PP037:
Spatial and temporal variability of dust emissions and transport: a reference framework from paleodust archives





Session ID#: 25188

Session Description:
Mineral dust is a major component of the global atmospheric aerosol load. Dust emissions are influenced by climate change, and dust, in turn, can affect climate and biogeochemical cycles. Spatial and temporal variability of dust emissions and transport, as well as uncertainties in the particle size distributions and size-dependent physical and chemical properties, render dust an uncertain component of the climate system. Climate archives constitute natural dust samplers, and preserve precious information about past variability in the dust cycle. Under opportune circumstances, climate archives provide us with quantitative reconstructions of dust mass accumulation rates; when paired with additional information, such as measurements of particle size distributions they have a great potential for reconstructing the global dust cycle. We invite contributions aimed at building up a quantitative observational reference framework from paleodust archives, as well as contributions from the modeling community with the potential to constrain and validate Earth System Models.
Primary Convener:  Samuel Albani, CNRS, Gif-sur-Yvette, France
Conveners:  Gisela Winckler, Lamont -Doherty Earth Observatory, Palisades, NY, United States and Denis-Didier Rousseau, CNRS - ENS, LMD, Paris, France
Index Terms:

0305 Aerosols and particles [ATMOSPHERIC COMPOSITION AND STRUCTURE]
1622 Earth system modeling [GLOBAL CHANGE]
4914 Continental climate records [PALEOCEANOGRAPHY]
4924 Geochemical tracers [PALEOCEANOGRAPHY]

Abstracts Submitted to this Session:

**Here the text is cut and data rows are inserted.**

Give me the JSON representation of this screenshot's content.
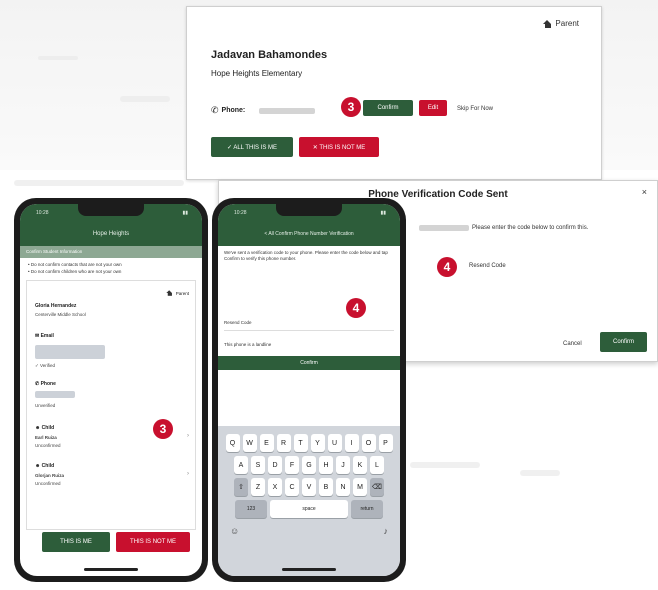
{
  "desktop": {
    "parent_label": "Parent",
    "name": "Jadavan Bahamondes",
    "school": "Hope Heights Elementary",
    "phone_label": "Phone:",
    "phone_confirm_btn": "Confirm",
    "phone_edit_btn": "Edit",
    "skip_label": "Skip For Now",
    "step3_badge": "3",
    "confirm_all_btn": "✓ ALL THIS IS ME",
    "not_me_btn": "✕ THIS IS NOT ME"
  },
  "modal": {
    "title": "Phone Verification Code Sent",
    "close_glyph": "×",
    "instruction": "Please enter the code below to confirm this.",
    "step4_badge": "4",
    "field_label": "Resend Code",
    "cancel_label": "Cancel",
    "confirm_label": "Confirm"
  },
  "phone1": {
    "time": "10:28",
    "app_title": "Hope Heights",
    "banner": "Confirm Student Information",
    "warn1": "• Do not confirm contacts that are not your own",
    "warn2": "• Do not confirm children who are not your own",
    "parent_label": "Parent",
    "name": "Gloria Hernandez",
    "school": "Centerville Middle School",
    "email_label": "Email",
    "verified": "✓ Verified",
    "phone_label": "Phone",
    "unverified": "Unverified",
    "child1_label": "Child",
    "child1_name": "Earl Ruiza",
    "child1_status": "Unconfirmed",
    "child2_label": "Child",
    "child2_name": "Glorjan Ruiza",
    "child2_status": "Unconfirmed",
    "step3_badge": "3",
    "this_is_me_btn": "THIS IS ME",
    "not_me_btn": "THIS IS NOT ME"
  },
  "phone2": {
    "time": "10:28",
    "title": "< All Confirm Phone Number Verification",
    "message": "We've sent a verification code to your phone. Please enter the code below and tap Confirm to verify this phone number.",
    "step4_badge": "4",
    "field_label": "Resend Code",
    "landline_label": "This phone is a landline",
    "confirm_btn": "Confirm",
    "kb_row1": [
      "Q",
      "W",
      "E",
      "R",
      "T",
      "Y",
      "U",
      "I",
      "O",
      "P"
    ],
    "kb_row2": [
      "A",
      "S",
      "D",
      "F",
      "G",
      "H",
      "J",
      "K",
      "L"
    ],
    "kb_row3": [
      "Z",
      "X",
      "C",
      "V",
      "B",
      "N",
      "M"
    ],
    "kb_shift": "⇧",
    "kb_delete": "⌫",
    "kb_123": "123",
    "kb_space": "space",
    "kb_return": "return",
    "kb_emoji": "☺",
    "kb_mic": "♪"
  },
  "colors": {
    "brand_green": "#2d5d3a",
    "accent_red": "#c8102e"
  }
}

Mehrdad Sardar Abadi and Gerilyn S. Soreghan, School of Geology and Geophysics, Norman, OK, United States
Gilman Ouellette Jr, Louisiana State University, Geography & Anthropology, Baton Rouge, LA, United States
Kassandra Costa1, Jerry F McManus2, Gisela Winckler2, Robert F Anderson3, Jennifer L Middleton4 and Sujoy Mukhopadhyay5, (1)Lamont -Doherty Earth Observatory, Palisades, NY, United States, (2)Columbia U. / LDEO, Palisades, NY, United States, (3)Columbia University & Lamont-Doherty Earth Observatory, Palisades, NY, United States, (4)Harvard University, Earth and Planetary Sciences, Cambridge, MA, United States, (5)Harvard Univ, Cambridge, MA, United States
Christopher T Hayes, University of Southern Mississippi, Stennis Space Center, MS, United States and Davin J. Wallace, University of Southern Mississippi, Marine Science, Stennis Space Center, MS, United States
Alejandra Borunda, Columbia University of New York, Palisades, NY, United States, Gisela Winckler, Columbia U. / LDEO, Palisades, NY, United States, Steven L Goldstein, Columbia University, Palisades, NY, United States, Michael R Kaplan, Lamont-Doherty Earth Observatory, Palisades, NY, United States and Paul Travis Vallelonga, Centre for Ice and Climate, Copenhagen, Denmark
Stephanie Arcusa, Cody Routson and Nicholas McKay, Northern Arizona University, Flagstaff, AZ, United States
Amin Mohebbi, Northern Arizona University, Department of Civil Engineering, Construction Management, and Environmental Engineering, Flagstaff, AZ, United States, Hsin-I Chang, Univ of AZ-Atmos Sciences, Tucson, AZ, United States and David Hondula, Arizona State University, School of Geographical Sciences and Urban Planning, Tempe, AZ, United States
Jordan Abell1,2, Gisela Winckler1,2 and Robert F Anderson1,2, (1)Columbia University of New York, New York, NY, United States, (2)Lamont-Doherty Earth Observatory, Palisades, NY, United States
Sabine Egerer1, Martin Claussen2, Tanja Stanelle3 and Christian H. Reick1, (1)Max Planck Institute for Meteorology, Hamburg, Germany, (2)MPI for Meteorology, Hamburg, Germany, (3)ETH Zurich, Zurich, Switzerland
Paolo Gabrielli, Ohio State University Main Campus, Columbus, OH, United States and Lonnie G Thompson, Byrd Polar and Climate Research Center, The Ohio State University, Columbus, OH, United States